After all, the global workforce is undergoing significant change. It’s a trend that includes remote teams, hybrid teams, the gig economy, and a period of intense decision-making and transition (i.e., how to return to office, who returns, and where).

John Erwin, Carenet Health CEO, says forward-thinking health plans are reassessing the nature of work amidst mounting challenges. Those challenges range from productivity concerns like absenteeism and remote team management to escalating hiring issues and higher staff turnover, especially as contact center positions compete for service jobs in a re-opening economy.

“I’m having conversations every week with leaders who are beginning to contemplate a shift in workforce architectures,” John said.
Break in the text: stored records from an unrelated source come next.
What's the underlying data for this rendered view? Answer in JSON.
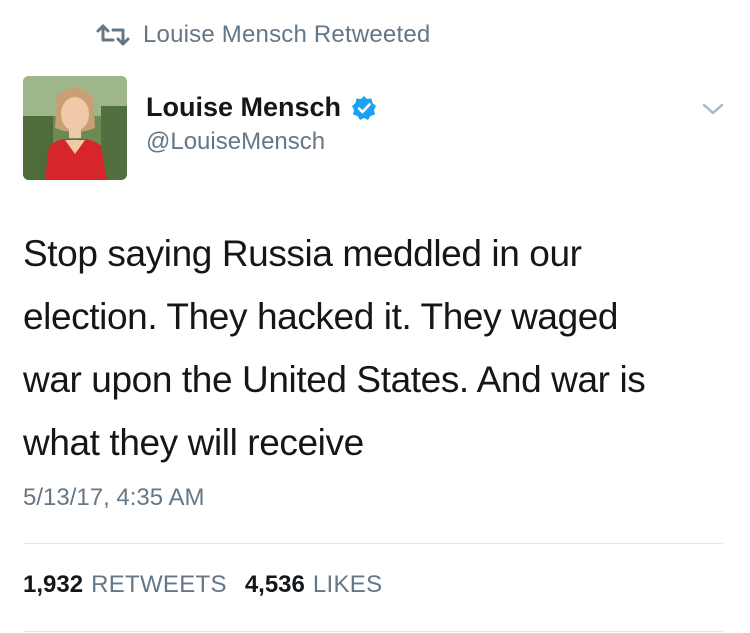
{
  "retweet_banner": {
    "icon": "retweet-icon",
    "label": "Louise Mensch Retweeted"
  },
  "author": {
    "avatar_icon": "avatar",
    "name": "Louise Mensch",
    "verified_icon": "verified-badge-icon",
    "handle": "@LouiseMensch",
    "menu_icon": "chevron-down-icon"
  },
  "tweet": {
    "text": "Stop saying Russia meddled in our\nelection. They hacked it. They waged\nwar upon the United States. And war is\nwhat they will receive",
    "timestamp": "5/13/17, 4:35 AM"
  },
  "stats": {
    "retweets_count": "1,932",
    "retweets_label": "RETWEETS",
    "likes_count": "4,536",
    "likes_label": "LIKES"
  },
  "colors": {
    "text_primary": "#14171a",
    "text_secondary": "#657786",
    "verified_blue": "#1da1f2",
    "divider": "#e1e8ed"
  }
}
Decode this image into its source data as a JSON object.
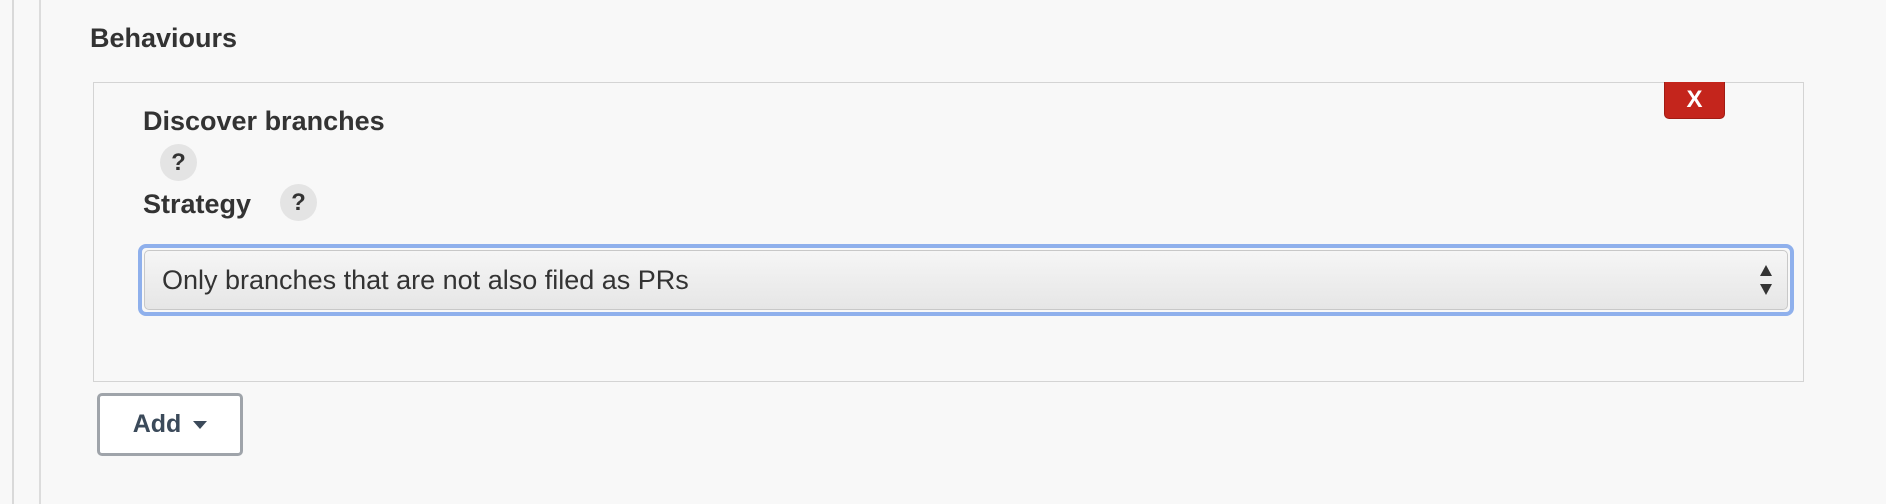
{
  "section": {
    "title": "Behaviours"
  },
  "behaviour": {
    "title": "Discover branches",
    "delete_label": "X",
    "help_symbol": "?",
    "strategy_label": "Strategy",
    "strategy_selected": "Only branches that are not also filed as PRs",
    "delete_color": "#c4251c",
    "focus_color": "#8fb0ec"
  },
  "add_button": {
    "label": "Add",
    "icon": "caret-down-icon"
  }
}
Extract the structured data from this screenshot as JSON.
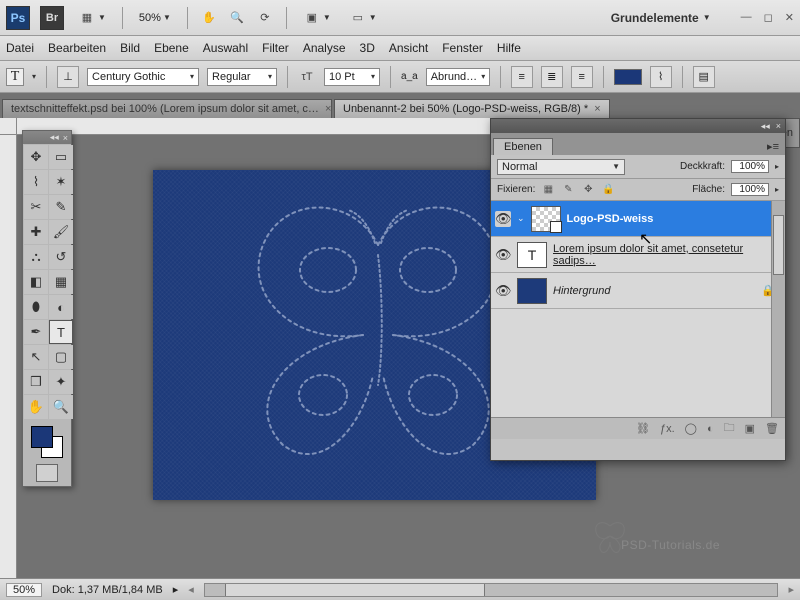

“Health plans are not only dealing with the pandemic-related workforce disruptions that all industries are facing, but they’re also focused on recent quality measure changes and greater demand for better, around-the-clock member services and engagement. It’s giving leaders an opportunity to reconsider member experience strategies—and whether or not their strategies are flexible and scalable enough to respond.”

A few of the questions being asked include:

  • How can we optimize workforce strategies to improve member satisfaction and the consumer experience?
  • What is the role of the member engagement workforce in changing quality measures and revenue optimization?
  • Are large, internally managed contact centers sustainable? Does it make sense to have, for example, only 50% of seats filled in a large-volume facility (and 50% of staff working remotely)?
  • Is there new value in adjusting the percentages of engagement outsourcing, insourcing and co-sourcing?
  • How can we work better with healthcare service partners to deliver long-term engagement performance improvements?
  • What new technology is needed for today’s engagement? Do we want to invest in that spend? How will we continue to keep up with future tech changes and demands?

Mick Mazour, Carenet Health president, agrees there is rising uncertainty when it comes to how engagement teams will be designed and managed moving forward.

“Carenet is both a healthcare engagement and contact center workforce specialist. So in many ways, we’re tackling the same challenges on a larger scale,” Mick said. “The good news is we’re already implementing strategies and optimizing them in real time.”

> >Continue the discussion. 

Is your healthcare organization reassessing workforce strategies in the face of labor shortages, high turnover, new workforce models and a heightened need for outstanding consumer engagement?

Our team is happy to brainstorm ideas and share what we’ve learned—and continue to learn—from our work with 250+ of the nation’s premier healthcare organizations, including 100+ health plans.

Contact us to start the conversation.